[Extracted information]
Start of Block

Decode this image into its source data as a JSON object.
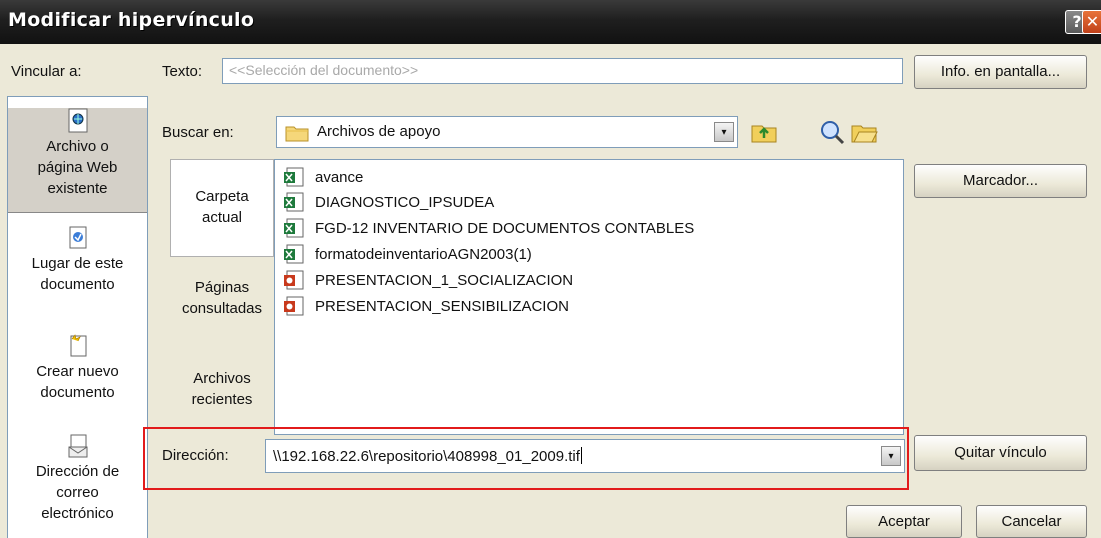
{
  "window": {
    "title": "Modificar hipervínculo",
    "help_glyph": "?",
    "close_glyph": "✕"
  },
  "link_to": {
    "label": "Vincular a:",
    "items": [
      {
        "line1": "Archivo o",
        "line2": "página Web",
        "line3": "existente",
        "icon": "web-page-icon"
      },
      {
        "line1": "Lugar de este",
        "line2": "documento",
        "icon": "document-place-icon"
      },
      {
        "line1": "Crear nuevo",
        "line2": "documento",
        "icon": "new-document-icon"
      },
      {
        "line1": "Dirección de",
        "line2": "correo",
        "line3": "electrónico",
        "icon": "email-icon"
      }
    ]
  },
  "text_field": {
    "label": "Texto:",
    "value": "<<Selección del documento>>"
  },
  "buttons": {
    "screentip": "Info. en pantalla...",
    "bookmark": "Marcador...",
    "remove_link": "Quitar vínculo",
    "ok": "Aceptar",
    "cancel": "Cancelar"
  },
  "look_in": {
    "label": "Buscar en:",
    "value": "Archivos de apoyo",
    "dropdown_glyph": "▾"
  },
  "places": {
    "current_folder": [
      "Carpeta",
      "actual"
    ],
    "browsed_pages": [
      "Páginas",
      "consultadas"
    ],
    "recent_files": [
      "Archivos",
      "recientes"
    ]
  },
  "files": [
    {
      "name": "avance",
      "type": "excel"
    },
    {
      "name": "DIAGNOSTICO_IPSUDEA",
      "type": "excel"
    },
    {
      "name": "FGD-12 INVENTARIO DE DOCUMENTOS CONTABLES",
      "type": "excel"
    },
    {
      "name": "formatodeinventarioAGN2003(1)",
      "type": "excel"
    },
    {
      "name": "PRESENTACION_1_SOCIALIZACION",
      "type": "powerpoint"
    },
    {
      "name": "PRESENTACION_SENSIBILIZACION",
      "type": "powerpoint"
    }
  ],
  "address": {
    "label": "Dirección:",
    "value": "\\\\192.168.22.6\\repositorio\\408998_01_2009.tif",
    "dropdown_glyph": "▾"
  },
  "colors": {
    "highlight_frame": "#e21b1b",
    "titlebar": "#1f1f1f",
    "dialog_bg": "#ece9d8"
  }
}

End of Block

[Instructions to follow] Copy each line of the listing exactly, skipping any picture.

[Problem solution]
Decode this image into its source data as a JSON object.
{
  "window": {
    "title": "Modificar hipervínculo",
    "help_glyph": "?",
    "close_glyph": "✕"
  },
  "link_to": {
    "label": "Vincular a:",
    "items": [
      {
        "line1": "Archivo o",
        "line2": "página Web",
        "line3": "existente",
        "icon": "web-page-icon"
      },
      {
        "line1": "Lugar de este",
        "line2": "documento",
        "icon": "document-place-icon"
      },
      {
        "line1": "Crear nuevo",
        "line2": "documento",
        "icon": "new-document-icon"
      },
      {
        "line1": "Dirección de",
        "line2": "correo",
        "line3": "electrónico",
        "icon": "email-icon"
      }
    ]
  },
  "text_field": {
    "label": "Texto:",
    "value": "<<Selección del documento>>"
  },
  "buttons": {
    "screentip": "Info. en pantalla...",
    "bookmark": "Marcador...",
    "remove_link": "Quitar vínculo",
    "ok": "Aceptar",
    "cancel": "Cancelar"
  },
  "look_in": {
    "label": "Buscar en:",
    "value": "Archivos de apoyo",
    "dropdown_glyph": "▾"
  },
  "places": {
    "current_folder": [
      "Carpeta",
      "actual"
    ],
    "browsed_pages": [
      "Páginas",
      "consultadas"
    ],
    "recent_files": [
      "Archivos",
      "recientes"
    ]
  },
  "files": [
    {
      "name": "avance",
      "type": "excel"
    },
    {
      "name": "DIAGNOSTICO_IPSUDEA",
      "type": "excel"
    },
    {
      "name": "FGD-12 INVENTARIO DE DOCUMENTOS CONTABLES",
      "type": "excel"
    },
    {
      "name": "formatodeinventarioAGN2003(1)",
      "type": "excel"
    },
    {
      "name": "PRESENTACION_1_SOCIALIZACION",
      "type": "powerpoint"
    },
    {
      "name": "PRESENTACION_SENSIBILIZACION",
      "type": "powerpoint"
    }
  ],
  "address": {
    "label": "Dirección:",
    "value": "\\\\192.168.22.6\\repositorio\\408998_01_2009.tif",
    "dropdown_glyph": "▾"
  },
  "colors": {
    "highlight_frame": "#e21b1b",
    "titlebar": "#1f1f1f",
    "dialog_bg": "#ece9d8"
  }
}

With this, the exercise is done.